(App and web page records)
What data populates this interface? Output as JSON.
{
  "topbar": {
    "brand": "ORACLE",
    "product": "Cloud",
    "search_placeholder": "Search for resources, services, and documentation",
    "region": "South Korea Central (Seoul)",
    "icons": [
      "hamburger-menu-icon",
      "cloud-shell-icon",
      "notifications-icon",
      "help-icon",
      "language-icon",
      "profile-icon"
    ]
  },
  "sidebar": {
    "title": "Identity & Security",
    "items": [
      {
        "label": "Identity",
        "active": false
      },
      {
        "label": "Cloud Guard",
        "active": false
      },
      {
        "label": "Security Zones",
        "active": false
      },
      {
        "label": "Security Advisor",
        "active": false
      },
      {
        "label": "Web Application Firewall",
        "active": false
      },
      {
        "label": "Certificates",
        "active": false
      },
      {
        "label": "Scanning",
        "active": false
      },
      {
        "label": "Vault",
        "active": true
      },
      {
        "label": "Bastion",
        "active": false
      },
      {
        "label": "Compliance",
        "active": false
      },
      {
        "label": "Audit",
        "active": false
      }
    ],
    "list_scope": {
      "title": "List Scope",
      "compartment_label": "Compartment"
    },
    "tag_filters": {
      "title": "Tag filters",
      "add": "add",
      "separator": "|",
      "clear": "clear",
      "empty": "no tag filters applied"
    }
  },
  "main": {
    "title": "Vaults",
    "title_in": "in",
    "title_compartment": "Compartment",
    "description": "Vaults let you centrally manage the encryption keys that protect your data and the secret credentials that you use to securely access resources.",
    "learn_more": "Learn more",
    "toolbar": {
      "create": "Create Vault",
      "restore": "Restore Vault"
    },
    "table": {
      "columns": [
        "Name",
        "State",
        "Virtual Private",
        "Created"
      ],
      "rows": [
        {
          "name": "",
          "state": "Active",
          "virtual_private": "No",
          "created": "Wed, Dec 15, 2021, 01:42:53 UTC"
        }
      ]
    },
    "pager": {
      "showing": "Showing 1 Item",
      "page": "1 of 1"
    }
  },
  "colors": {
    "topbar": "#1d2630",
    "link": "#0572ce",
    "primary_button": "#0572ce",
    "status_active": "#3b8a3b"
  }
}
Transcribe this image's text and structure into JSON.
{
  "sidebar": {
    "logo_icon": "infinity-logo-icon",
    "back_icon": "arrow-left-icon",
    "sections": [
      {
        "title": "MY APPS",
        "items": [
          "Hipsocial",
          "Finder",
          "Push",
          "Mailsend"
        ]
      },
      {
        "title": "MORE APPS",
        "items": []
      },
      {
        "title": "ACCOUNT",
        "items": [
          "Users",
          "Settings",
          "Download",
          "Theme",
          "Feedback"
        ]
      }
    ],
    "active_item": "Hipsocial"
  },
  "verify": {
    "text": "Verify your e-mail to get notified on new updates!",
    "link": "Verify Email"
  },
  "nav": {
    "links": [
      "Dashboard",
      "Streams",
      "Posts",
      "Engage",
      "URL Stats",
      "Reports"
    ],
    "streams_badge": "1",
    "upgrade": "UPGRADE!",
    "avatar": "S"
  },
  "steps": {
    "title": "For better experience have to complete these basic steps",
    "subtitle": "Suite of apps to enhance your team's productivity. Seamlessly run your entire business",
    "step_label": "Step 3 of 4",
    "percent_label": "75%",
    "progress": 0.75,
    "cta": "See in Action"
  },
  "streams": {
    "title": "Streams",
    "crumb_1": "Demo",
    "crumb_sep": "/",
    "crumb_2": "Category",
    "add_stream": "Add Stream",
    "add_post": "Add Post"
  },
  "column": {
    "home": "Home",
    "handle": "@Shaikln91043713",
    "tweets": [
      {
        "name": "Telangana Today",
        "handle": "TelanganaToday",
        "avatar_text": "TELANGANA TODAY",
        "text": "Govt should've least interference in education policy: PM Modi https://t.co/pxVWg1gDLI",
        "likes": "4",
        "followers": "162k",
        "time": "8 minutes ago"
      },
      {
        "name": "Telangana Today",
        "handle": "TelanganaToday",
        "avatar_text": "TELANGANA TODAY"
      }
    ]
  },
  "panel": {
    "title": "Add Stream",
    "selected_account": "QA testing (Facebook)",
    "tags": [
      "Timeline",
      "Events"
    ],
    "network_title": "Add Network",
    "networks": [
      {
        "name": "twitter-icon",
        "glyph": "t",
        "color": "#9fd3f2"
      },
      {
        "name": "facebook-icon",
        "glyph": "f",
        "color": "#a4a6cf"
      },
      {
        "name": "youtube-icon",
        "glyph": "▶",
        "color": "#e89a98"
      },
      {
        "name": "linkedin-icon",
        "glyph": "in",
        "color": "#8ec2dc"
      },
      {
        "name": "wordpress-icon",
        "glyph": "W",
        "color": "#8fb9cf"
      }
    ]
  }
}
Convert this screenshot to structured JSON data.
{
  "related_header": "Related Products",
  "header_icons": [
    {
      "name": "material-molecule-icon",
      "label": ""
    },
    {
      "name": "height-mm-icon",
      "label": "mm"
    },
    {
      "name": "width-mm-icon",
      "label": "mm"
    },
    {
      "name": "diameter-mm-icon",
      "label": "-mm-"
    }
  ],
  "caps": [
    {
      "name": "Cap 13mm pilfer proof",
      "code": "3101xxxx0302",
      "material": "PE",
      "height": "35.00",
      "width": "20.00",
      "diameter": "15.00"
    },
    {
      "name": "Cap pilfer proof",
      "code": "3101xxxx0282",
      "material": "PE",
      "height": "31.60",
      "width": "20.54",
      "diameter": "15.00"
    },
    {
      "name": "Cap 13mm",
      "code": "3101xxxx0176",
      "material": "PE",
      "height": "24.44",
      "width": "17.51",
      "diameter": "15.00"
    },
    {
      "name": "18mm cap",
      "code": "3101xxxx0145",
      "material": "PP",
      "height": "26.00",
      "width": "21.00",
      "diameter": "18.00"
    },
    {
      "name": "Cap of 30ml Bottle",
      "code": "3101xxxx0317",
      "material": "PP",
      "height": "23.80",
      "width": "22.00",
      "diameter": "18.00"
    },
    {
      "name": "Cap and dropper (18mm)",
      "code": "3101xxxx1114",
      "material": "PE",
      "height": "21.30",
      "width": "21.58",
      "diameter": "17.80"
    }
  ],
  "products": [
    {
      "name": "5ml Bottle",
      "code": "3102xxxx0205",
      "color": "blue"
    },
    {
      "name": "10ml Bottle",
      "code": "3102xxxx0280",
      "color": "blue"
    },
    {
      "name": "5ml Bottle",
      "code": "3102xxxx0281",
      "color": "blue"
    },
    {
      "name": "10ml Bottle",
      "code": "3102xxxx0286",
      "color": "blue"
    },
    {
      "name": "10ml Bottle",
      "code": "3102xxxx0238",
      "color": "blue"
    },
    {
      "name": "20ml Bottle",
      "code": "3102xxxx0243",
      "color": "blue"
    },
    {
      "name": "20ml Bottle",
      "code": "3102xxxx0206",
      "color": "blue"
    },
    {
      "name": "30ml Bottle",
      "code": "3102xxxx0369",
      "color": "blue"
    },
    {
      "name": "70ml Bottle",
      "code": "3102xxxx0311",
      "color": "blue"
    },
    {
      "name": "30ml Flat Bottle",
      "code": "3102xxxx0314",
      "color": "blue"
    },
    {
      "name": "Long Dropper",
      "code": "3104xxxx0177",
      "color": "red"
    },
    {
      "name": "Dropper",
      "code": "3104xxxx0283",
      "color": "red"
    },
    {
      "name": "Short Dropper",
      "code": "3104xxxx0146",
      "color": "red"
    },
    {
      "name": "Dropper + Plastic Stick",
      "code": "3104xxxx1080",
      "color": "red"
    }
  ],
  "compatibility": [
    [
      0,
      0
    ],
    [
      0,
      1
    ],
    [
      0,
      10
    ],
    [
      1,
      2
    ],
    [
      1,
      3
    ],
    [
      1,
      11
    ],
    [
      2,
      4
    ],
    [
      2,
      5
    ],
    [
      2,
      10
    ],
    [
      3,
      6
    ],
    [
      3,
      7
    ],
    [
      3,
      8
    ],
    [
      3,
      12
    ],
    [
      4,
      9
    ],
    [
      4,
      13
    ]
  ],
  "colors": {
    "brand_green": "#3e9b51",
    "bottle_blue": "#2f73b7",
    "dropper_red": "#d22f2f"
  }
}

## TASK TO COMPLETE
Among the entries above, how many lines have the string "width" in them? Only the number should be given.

## FINAL ANSWER
7